[Entries taken from a collection]
____________
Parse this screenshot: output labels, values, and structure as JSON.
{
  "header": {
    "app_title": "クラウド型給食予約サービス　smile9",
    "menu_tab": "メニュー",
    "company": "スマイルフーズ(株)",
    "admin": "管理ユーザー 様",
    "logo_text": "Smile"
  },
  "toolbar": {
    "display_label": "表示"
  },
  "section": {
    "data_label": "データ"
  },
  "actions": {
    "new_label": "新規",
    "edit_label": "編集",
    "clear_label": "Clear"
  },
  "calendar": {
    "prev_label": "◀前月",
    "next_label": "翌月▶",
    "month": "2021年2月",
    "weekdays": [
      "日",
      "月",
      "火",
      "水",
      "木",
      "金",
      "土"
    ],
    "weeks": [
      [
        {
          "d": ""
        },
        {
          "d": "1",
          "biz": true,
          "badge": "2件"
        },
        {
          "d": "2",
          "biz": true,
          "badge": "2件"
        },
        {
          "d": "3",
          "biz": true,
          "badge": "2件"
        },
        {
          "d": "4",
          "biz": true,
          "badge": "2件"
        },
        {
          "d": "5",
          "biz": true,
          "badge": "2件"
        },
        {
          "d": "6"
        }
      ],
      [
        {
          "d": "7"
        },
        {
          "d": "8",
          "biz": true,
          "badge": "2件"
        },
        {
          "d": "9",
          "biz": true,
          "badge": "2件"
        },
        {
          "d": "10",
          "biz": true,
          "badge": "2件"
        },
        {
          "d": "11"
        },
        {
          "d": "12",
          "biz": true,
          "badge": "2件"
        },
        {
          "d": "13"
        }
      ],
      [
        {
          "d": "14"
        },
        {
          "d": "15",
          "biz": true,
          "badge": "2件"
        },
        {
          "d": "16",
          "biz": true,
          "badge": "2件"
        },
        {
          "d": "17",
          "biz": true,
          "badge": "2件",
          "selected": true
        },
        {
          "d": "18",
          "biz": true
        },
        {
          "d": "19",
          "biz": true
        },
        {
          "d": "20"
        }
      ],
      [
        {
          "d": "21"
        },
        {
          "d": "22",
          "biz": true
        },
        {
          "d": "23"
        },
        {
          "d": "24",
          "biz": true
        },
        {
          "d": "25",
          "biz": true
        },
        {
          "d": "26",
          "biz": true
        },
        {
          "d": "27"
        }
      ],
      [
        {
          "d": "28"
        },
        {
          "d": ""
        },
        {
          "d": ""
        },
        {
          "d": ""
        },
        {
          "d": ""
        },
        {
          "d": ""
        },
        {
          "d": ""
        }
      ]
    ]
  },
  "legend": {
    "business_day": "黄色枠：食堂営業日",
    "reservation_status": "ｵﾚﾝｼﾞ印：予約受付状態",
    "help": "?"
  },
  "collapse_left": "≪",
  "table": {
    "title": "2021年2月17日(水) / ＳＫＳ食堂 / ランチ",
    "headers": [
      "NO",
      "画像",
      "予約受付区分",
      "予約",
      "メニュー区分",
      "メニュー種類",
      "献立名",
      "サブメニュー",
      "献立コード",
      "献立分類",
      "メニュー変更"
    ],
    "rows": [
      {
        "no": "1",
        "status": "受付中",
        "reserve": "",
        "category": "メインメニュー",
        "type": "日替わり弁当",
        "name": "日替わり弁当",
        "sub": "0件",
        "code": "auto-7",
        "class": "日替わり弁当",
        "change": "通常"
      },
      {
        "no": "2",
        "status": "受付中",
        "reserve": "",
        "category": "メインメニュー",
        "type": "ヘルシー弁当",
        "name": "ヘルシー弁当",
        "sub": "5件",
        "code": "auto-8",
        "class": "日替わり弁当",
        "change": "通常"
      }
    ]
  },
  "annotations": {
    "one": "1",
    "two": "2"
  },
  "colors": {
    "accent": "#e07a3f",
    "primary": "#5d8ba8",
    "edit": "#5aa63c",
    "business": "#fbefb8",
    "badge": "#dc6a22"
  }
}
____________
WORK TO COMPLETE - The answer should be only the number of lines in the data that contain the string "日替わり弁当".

THE ANSWER - 4